----- Dataset -----

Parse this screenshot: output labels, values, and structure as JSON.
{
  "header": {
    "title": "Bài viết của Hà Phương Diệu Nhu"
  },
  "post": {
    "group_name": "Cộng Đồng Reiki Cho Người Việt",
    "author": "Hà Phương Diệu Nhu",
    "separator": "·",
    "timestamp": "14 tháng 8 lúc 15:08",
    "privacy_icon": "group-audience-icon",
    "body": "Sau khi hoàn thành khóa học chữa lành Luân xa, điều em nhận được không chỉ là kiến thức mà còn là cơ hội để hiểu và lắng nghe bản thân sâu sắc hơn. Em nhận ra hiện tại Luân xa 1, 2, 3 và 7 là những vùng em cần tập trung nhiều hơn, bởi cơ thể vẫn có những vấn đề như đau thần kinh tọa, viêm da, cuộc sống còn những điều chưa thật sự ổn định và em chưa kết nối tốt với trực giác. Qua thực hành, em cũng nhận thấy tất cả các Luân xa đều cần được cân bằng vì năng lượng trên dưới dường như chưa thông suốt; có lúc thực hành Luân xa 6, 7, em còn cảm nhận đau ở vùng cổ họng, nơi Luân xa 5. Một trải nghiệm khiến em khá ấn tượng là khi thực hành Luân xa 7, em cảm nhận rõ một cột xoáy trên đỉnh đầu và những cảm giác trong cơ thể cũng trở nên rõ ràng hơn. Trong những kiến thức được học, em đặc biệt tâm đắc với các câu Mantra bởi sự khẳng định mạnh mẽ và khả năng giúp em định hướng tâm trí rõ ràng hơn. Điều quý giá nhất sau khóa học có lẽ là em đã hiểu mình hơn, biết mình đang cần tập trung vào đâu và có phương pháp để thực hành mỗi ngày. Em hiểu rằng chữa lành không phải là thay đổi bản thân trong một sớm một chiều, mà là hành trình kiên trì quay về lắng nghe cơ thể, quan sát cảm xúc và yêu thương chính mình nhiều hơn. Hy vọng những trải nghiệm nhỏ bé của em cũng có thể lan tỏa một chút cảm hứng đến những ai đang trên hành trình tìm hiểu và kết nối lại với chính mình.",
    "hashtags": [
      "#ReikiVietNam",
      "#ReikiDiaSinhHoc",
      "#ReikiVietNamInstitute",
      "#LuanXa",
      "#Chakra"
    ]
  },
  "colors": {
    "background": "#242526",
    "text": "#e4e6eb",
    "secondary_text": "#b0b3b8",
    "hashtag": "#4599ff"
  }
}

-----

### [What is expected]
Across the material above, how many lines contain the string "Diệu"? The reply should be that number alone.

### [Task result]
2